> [WHAT IS EXPECTED]: Identify all lines of the data containing the string "this" and copy them.

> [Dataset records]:
###
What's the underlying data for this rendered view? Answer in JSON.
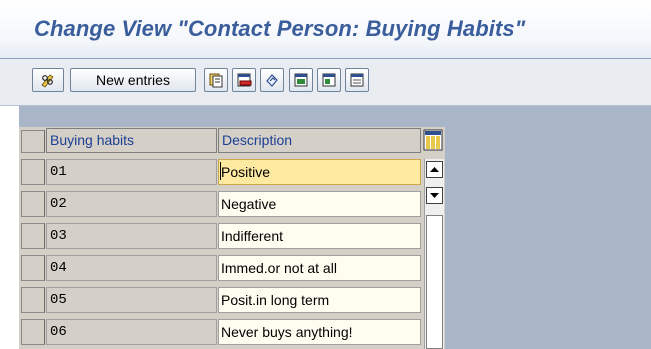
{
  "title": "Change View \"Contact Person: Buying Habits\"",
  "toolbar": {
    "new_entries_label": "New entries",
    "icons": [
      "pen-glasses-icon",
      "copy-as-icon",
      "delete-icon",
      "undo-change-icon",
      "select-all-icon",
      "select-block-icon",
      "deselect-all-icon"
    ]
  },
  "table": {
    "columns": [
      "Buying habits",
      "Description"
    ],
    "rows": [
      {
        "key": "01",
        "description": "Positive"
      },
      {
        "key": "02",
        "description": "Negative"
      },
      {
        "key": "03",
        "description": "Indifferent"
      },
      {
        "key": "04",
        "description": "Immed.or not at all"
      },
      {
        "key": "05",
        "description": "Posit.in long term"
      },
      {
        "key": "06",
        "description": "Never buys anything!"
      }
    ]
  },
  "colors": {
    "title": "#3a5d9c",
    "header_text": "#1c3f94",
    "active_cell": "#fde9a0",
    "work_area": "#a8b6c7"
  }
}
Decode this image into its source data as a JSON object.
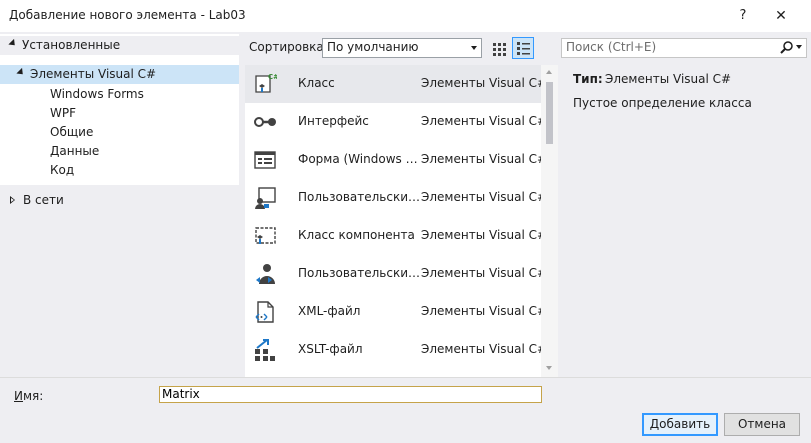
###
> [TASK ANSWER]:
What's the underlying data for this rendered view? Answer in JSON.
Decode this image into its source data as a JSON object.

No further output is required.